We encourage everyone to participate in this important movement and help spread the word about the power of recovery!



Energy Drinks May Lead To Addiction

We all known that energy drinks have become quite popular as “chasers” and mixers for alcohol. But could they actually contribute to addiction? Researchers at the University of Maryland believe so and they’ve put forth some compelling evidence to prove it.


Their findings claim that young adults who regularly consume beverages like Monster and Red Bull were significantly more likely to abuse cocaine, prescription pills and alcohol.


“The results suggest that energy drink users might be at heightened risk for other substance use, particularly stimulants,” Maryland researcher Amelia Arria explained in a recent interview.

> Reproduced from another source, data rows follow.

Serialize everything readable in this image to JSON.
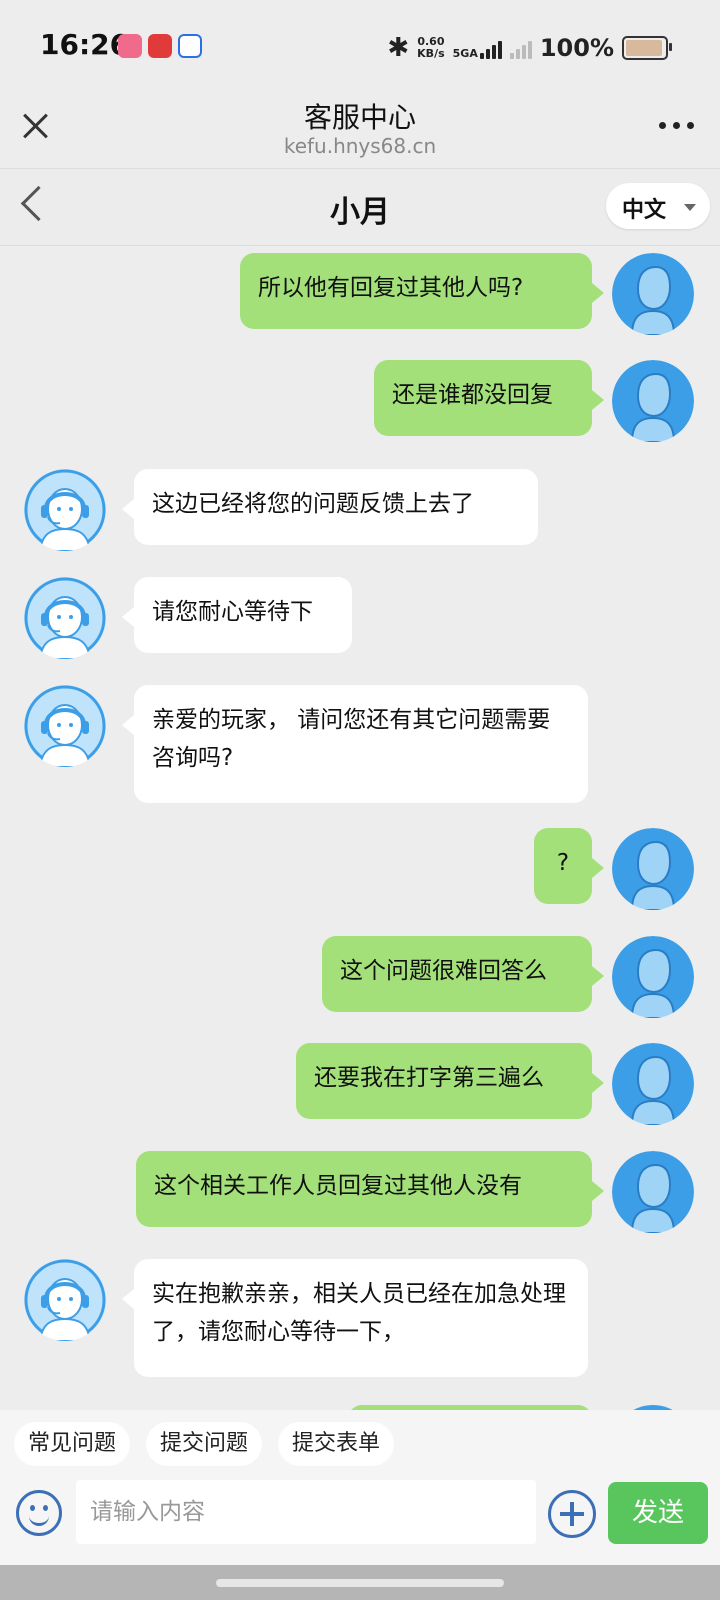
{
  "status_bar": {
    "time": "16:26",
    "net_speed_value": "0.60",
    "net_speed_unit": "KB/s",
    "network_type": "5GA",
    "battery_percent": "100%",
    "app_icons": [
      "bilibili-icon",
      "netease-music-icon",
      "browser-app-icon"
    ]
  },
  "web_header": {
    "title": "客服中心",
    "url": "kefu.hnys68.cn"
  },
  "chat_header": {
    "agent_name": "小月",
    "language": "中文"
  },
  "messages": [
    {
      "side": "out",
      "text": "所以他有回复过其他人吗?"
    },
    {
      "side": "out",
      "text": "还是谁都没回复"
    },
    {
      "side": "in",
      "text": "这边已经将您的问题反馈上去了"
    },
    {
      "side": "in",
      "text": "请您耐心等待下"
    },
    {
      "side": "in",
      "text": "亲爱的玩家， 请问您还有其它问题需要咨询吗?"
    },
    {
      "side": "out",
      "text": "?"
    },
    {
      "side": "out",
      "text": "这个问题很难回答么"
    },
    {
      "side": "out",
      "text": "还要我在打字第三遍么"
    },
    {
      "side": "out",
      "text": "这个相关工作人员回复过其他人没有"
    },
    {
      "side": "in",
      "text": "实在抱歉亲亲，相关人员已经在加急处理了，请您耐心等待一下，"
    }
  ],
  "quick_actions": [
    "常见问题",
    "提交问题",
    "提交表单"
  ],
  "input": {
    "placeholder": "请输入内容",
    "value": ""
  },
  "send_label": "发送",
  "colors": {
    "outgoing_bubble": "#a3e07a",
    "incoming_bubble": "#ffffff",
    "send_button": "#58c55d",
    "background": "#ededed"
  }
}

Beyond the addiction data, these types of drinks also pose significant health risks when consumed over time. Built upon an overload of caffeine and stimulants, they can cause serious damage to sleeping patterns and may lead to irregular heartbeats.


Within the recovery industry, energy drinks are frowned generally upon too. Particularly because they often act as “replacement highs” for people working through their addictions. They are also commonplace at bars and clubs, encouraging the all-night “party lifestyle” and blended with hard liquor, like vodka.


The study specifically singled out this type of audience, targeting the habits of over a thousand 21 to 25-year-olds. Of that grouping, more than half admitted to consuming large quantities of energy drinks at a time. They were later shown to have a much stronger propensity toward cocaine and alcohol abuse.


To be fair, however, reps from the energy drink industry have fought back against the claims. American Beverage Association vice president William Dermody granted an interview to USA Today where he provided his own set of facts.


“Mainstream energy drinks have been extensively studied and confirmed safe for consumption by government safety authorities worldwide,” Dermody told the site. “Nothing in this study counters this well-established fact.”


But let’s be honest, Dermody has a big business to defend. According to the most recent stats, energy drink sales have now reached $50 billion annually. So imagine what kind of damage they’d receive if it were proven that they could cause addictions.


All we like to do is present the facts as we see them. At the moment, we’re not ready to completely write off energy drinks (since they are alcohol-free). But we were never big fans and many of the enticing party-themed advertising messages don’t help the cause.


If you ask us, there are plenty of healthier beverage alternatives for those looking to stay clean. H20 is, of course, our personal favorite. But if you’re sensing Monsters and Red Bulls are leading you down a dangerous path, talk to us about it and make sure you’re not ignoring a bigger issue. 866-986-2486